Note that Lebesgue stated that “at least one of” a, a′ is a primitive root of p2. Indeed they may both be; for example 2 and its inverse 3, which are primitive roots of 5, are also primitive roots of 25.

## References

1. Luis H. Gallardo, “On special Wieferich’s primes,” preprint at http://arxiv.org/abs/1002.3840.

2. W. Johnson, “On the nonvanishing of Fermat quotients (mod p),” Journal für die Reine und Angewandte Mathematik 292 (1977): 196-200. Available online at http://www-gdz.sub.uni-goettingen.de/cgi-bin/digbib.cgi?PPN243919689_0292.

3. Wells Johnson, “On the p-Divisibility of the Fermat Quotients,” Mathematics of Computation 32 (1978): 297-301.

4. J. Knauer and J. Richstein, “The continuing search for Wieferich primes,” Mathematics of Computation 74 (2005): 1559-1563.

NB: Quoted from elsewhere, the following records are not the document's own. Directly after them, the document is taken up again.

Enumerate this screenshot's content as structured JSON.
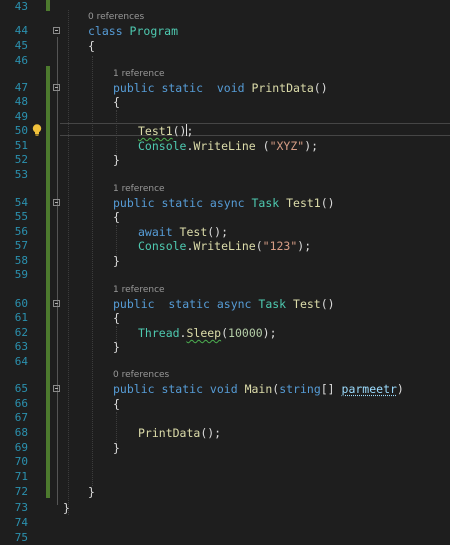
{
  "editor": {
    "colors": {
      "keyword": "#569cd6",
      "type": "#4ec9b0",
      "method": "#dcdcaa",
      "string": "#d69d85",
      "number": "#b5cea8",
      "parameter": "#9cdcfe",
      "line_number": "#2b91af",
      "change_bar": "#4d7a2e"
    },
    "code_lens": {
      "program": "0 references",
      "printdata": "1 reference",
      "test1": "1 reference",
      "test": "1 reference",
      "main": "0 references"
    },
    "lines": [
      {
        "num": "43",
        "tokens": []
      },
      {
        "num": "44",
        "tokens": [
          [
            "kw",
            "class "
          ],
          [
            "type",
            "Program"
          ]
        ]
      },
      {
        "num": "45",
        "tokens": [
          [
            "plain",
            "{"
          ]
        ]
      },
      {
        "num": "46",
        "tokens": []
      },
      {
        "num": "47",
        "tokens": [
          [
            "kw",
            "public static  void "
          ],
          [
            "method",
            "PrintData"
          ],
          [
            "plain",
            "()"
          ]
        ]
      },
      {
        "num": "48",
        "tokens": [
          [
            "plain",
            "{"
          ]
        ]
      },
      {
        "num": "49",
        "tokens": []
      },
      {
        "num": "50",
        "tokens": [
          [
            "method",
            "Test1"
          ],
          [
            "plain",
            "();"
          ]
        ]
      },
      {
        "num": "51",
        "tokens": [
          [
            "type",
            "Console"
          ],
          [
            "plain",
            "."
          ],
          [
            "method",
            "WriteLine"
          ],
          [
            "plain",
            " ("
          ],
          [
            "str",
            "\"XYZ\""
          ],
          [
            "plain",
            ");"
          ]
        ]
      },
      {
        "num": "52",
        "tokens": [
          [
            "plain",
            "}"
          ]
        ]
      },
      {
        "num": "53",
        "tokens": []
      },
      {
        "num": "54",
        "tokens": [
          [
            "kw",
            "public static async "
          ],
          [
            "type",
            "Task "
          ],
          [
            "method",
            "Test1"
          ],
          [
            "plain",
            "()"
          ]
        ]
      },
      {
        "num": "55",
        "tokens": [
          [
            "plain",
            "{"
          ]
        ]
      },
      {
        "num": "56",
        "tokens": [
          [
            "kw",
            "await "
          ],
          [
            "method",
            "Test"
          ],
          [
            "plain",
            "();"
          ]
        ]
      },
      {
        "num": "57",
        "tokens": [
          [
            "type",
            "Console"
          ],
          [
            "plain",
            "."
          ],
          [
            "method",
            "WriteLine"
          ],
          [
            "plain",
            "("
          ],
          [
            "str",
            "\"123\""
          ],
          [
            "plain",
            ");"
          ]
        ]
      },
      {
        "num": "58",
        "tokens": [
          [
            "plain",
            "}"
          ]
        ]
      },
      {
        "num": "59",
        "tokens": []
      },
      {
        "num": "60",
        "tokens": [
          [
            "kw",
            "public  static async "
          ],
          [
            "type",
            "Task "
          ],
          [
            "method",
            "Test"
          ],
          [
            "plain",
            "()"
          ]
        ]
      },
      {
        "num": "61",
        "tokens": [
          [
            "plain",
            "{"
          ]
        ]
      },
      {
        "num": "62",
        "tokens": [
          [
            "type",
            "Thread"
          ],
          [
            "plain",
            "."
          ],
          [
            "method",
            "Sleep"
          ],
          [
            "plain",
            "("
          ],
          [
            "num",
            "10000"
          ],
          [
            "plain",
            ");"
          ]
        ]
      },
      {
        "num": "63",
        "tokens": [
          [
            "plain",
            "}"
          ]
        ]
      },
      {
        "num": "64",
        "tokens": []
      },
      {
        "num": "65",
        "tokens": [
          [
            "kw",
            "public static void "
          ],
          [
            "method",
            "Main"
          ],
          [
            "plain",
            "("
          ],
          [
            "kw",
            "string"
          ],
          [
            "plain",
            "[] "
          ],
          [
            "param",
            "parmeetr"
          ],
          [
            "plain",
            ")"
          ]
        ]
      },
      {
        "num": "66",
        "tokens": [
          [
            "plain",
            "{"
          ]
        ]
      },
      {
        "num": "67",
        "tokens": []
      },
      {
        "num": "68",
        "tokens": [
          [
            "method",
            "PrintData"
          ],
          [
            "plain",
            "();"
          ]
        ]
      },
      {
        "num": "69",
        "tokens": [
          [
            "plain",
            "}"
          ]
        ]
      },
      {
        "num": "70",
        "tokens": []
      },
      {
        "num": "71",
        "tokens": []
      },
      {
        "num": "72",
        "tokens": [
          [
            "plain",
            "}"
          ]
        ]
      },
      {
        "num": "73",
        "tokens": [
          [
            "plain",
            "}"
          ]
        ]
      },
      {
        "num": "74",
        "tokens": []
      },
      {
        "num": "75",
        "tokens": []
      }
    ]
  }
}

5. V. A. Lebesgue, “Théorème sur les racines primitives,” Comptes rendus hebdomadaires des séances de l’Académie des sciences [Paris] 64 (1867): 1268–1269.

6. John Maxfield & Margaret Maxfield, “The existence of integers less than p belonging to epr−1 (mod pr),” Mathematics Magazine 33 (1959–1960): 219–220.

7. A. Rotkiewicz, “Sur les nombres de Mersenne dépourvus de diviseurs carrés et sur les nombres naturels n tels que n2 | 2n − 2,” Matematički Većnik / Matematicki Vesnik 2(17) (1965): 78–80. We first learned of this little-known paper through various writings of Paulo Ribenboim.

8. Le Roy J. Warren and Henry G. Bray, “On the Square Freeness of Fermat and Mersenne Numbers,” Pacific Journal of Mathematics 22 (1967): 563–4. Available online at http://projecteuclid.org/handle/euclid.pjm/1102992105.

First published 4 October 2014
With minor revisions through to 15 June 2015